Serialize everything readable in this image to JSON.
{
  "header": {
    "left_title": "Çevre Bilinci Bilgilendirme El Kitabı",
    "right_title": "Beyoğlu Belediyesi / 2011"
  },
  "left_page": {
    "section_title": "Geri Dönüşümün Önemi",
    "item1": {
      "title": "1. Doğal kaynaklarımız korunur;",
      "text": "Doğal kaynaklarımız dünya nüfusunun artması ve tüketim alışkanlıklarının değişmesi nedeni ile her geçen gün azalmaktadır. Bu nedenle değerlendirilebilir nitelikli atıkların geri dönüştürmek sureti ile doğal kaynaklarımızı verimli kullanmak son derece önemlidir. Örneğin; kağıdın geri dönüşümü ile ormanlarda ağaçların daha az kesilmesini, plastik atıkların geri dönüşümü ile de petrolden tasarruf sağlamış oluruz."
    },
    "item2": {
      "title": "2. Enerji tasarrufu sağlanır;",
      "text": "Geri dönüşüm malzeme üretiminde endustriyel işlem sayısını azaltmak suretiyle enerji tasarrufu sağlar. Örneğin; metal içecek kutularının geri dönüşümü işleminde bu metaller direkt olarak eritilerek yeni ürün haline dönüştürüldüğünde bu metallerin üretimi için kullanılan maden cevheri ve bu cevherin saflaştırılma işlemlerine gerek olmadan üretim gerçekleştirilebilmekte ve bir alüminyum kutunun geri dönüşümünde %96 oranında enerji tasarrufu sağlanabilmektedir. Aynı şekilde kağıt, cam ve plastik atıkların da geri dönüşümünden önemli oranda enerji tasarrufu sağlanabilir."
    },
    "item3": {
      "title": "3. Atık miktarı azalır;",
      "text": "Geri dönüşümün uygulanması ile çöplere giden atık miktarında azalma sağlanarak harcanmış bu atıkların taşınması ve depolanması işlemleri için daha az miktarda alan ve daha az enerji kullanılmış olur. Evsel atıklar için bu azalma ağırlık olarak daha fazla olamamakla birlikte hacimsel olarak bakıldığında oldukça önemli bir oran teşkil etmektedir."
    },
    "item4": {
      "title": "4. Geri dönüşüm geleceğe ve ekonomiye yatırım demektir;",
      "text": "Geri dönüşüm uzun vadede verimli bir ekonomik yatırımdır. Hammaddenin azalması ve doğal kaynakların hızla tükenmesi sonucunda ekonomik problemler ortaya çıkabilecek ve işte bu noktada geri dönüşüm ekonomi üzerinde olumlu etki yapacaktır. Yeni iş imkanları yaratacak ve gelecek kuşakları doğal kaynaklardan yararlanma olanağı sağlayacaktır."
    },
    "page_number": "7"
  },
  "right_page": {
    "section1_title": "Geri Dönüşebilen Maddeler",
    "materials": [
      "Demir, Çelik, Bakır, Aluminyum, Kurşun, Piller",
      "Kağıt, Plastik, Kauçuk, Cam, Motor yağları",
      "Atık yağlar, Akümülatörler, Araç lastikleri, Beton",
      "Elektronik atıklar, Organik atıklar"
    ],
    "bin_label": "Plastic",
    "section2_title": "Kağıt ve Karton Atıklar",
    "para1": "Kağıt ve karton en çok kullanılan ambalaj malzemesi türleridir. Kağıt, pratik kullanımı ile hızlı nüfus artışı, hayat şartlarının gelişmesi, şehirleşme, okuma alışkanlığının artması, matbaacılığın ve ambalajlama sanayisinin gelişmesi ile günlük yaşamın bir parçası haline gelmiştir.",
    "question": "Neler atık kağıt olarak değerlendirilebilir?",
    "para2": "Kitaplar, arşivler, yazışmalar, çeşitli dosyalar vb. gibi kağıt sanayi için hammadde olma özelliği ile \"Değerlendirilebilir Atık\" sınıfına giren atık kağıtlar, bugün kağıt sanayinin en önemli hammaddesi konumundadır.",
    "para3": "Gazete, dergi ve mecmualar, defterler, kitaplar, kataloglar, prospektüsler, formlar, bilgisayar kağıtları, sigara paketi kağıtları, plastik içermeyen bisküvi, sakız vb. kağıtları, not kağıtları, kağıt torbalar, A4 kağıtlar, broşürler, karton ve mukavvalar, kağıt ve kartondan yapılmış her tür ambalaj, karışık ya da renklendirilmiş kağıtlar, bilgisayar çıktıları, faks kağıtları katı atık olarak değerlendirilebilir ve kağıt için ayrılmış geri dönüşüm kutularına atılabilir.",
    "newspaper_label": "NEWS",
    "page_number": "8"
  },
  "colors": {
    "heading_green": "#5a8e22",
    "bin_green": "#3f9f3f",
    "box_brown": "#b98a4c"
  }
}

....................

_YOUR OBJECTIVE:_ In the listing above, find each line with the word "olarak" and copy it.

_PROBLEM SOLUTION:_
      "text": "Geri dönüşüm malzeme üretiminde endustriyel işlem sayısını azaltmak suretiyle enerji tasarrufu sağlar. Örneğin; metal içecek kutularının geri dönüşümü işleminde bu metaller direkt olarak eritilerek yeni ürün haline dönüştürüldüğünde bu metallerin üretimi için kullanılan maden cevheri ve bu cevherin saflaştırılma işlemlerine gerek olmadan üretim gerçekleştirilebilmekte ve bir alüminyum kutunun geri dönüşümünde %96 oranında enerji tasarrufu sağlanabilmektedir. Aynı şekilde kağıt, cam ve plastik atıkların da geri dönüşümünden önemli oranda enerji tasarrufu sağlanabilir."
      "text": "Geri dönüşümün uygulanması ile çöplere giden atık miktarında azalma sağlanarak harcanmış bu atıkların taşınması ve depolanması işlemleri için daha az miktarda alan ve daha az enerji kullanılmış olur. Evsel atıklar için bu azalma ağırlık olarak daha fazla olamamakla birlikte hacimsel olarak bakıldığında oldukça önemli bir oran teşkil etmektedir."
    "question": "Neler atık kağıt olarak değerlendirilebilir?",
    "para3": "Gazete, dergi ve mecmualar, defterler, kitaplar, kataloglar, prospektüsler, formlar, bilgisayar kağıtları, sigara paketi kağıtları, plastik içermeyen bisküvi, sakız vb. kağıtları, not kağıtları, kağıt torbalar, A4 kağıtlar, broşürler, karton ve mukavvalar, kağıt ve kartondan yapılmış her tür ambalaj, karışık ya da renklendirilmiş kağıtlar, bilgisayar çıktıları, faks kağıtları katı atık olarak değerlendirilebilir ve kağıt için ayrılmış geri dönüşüm kutularına atılabilir.",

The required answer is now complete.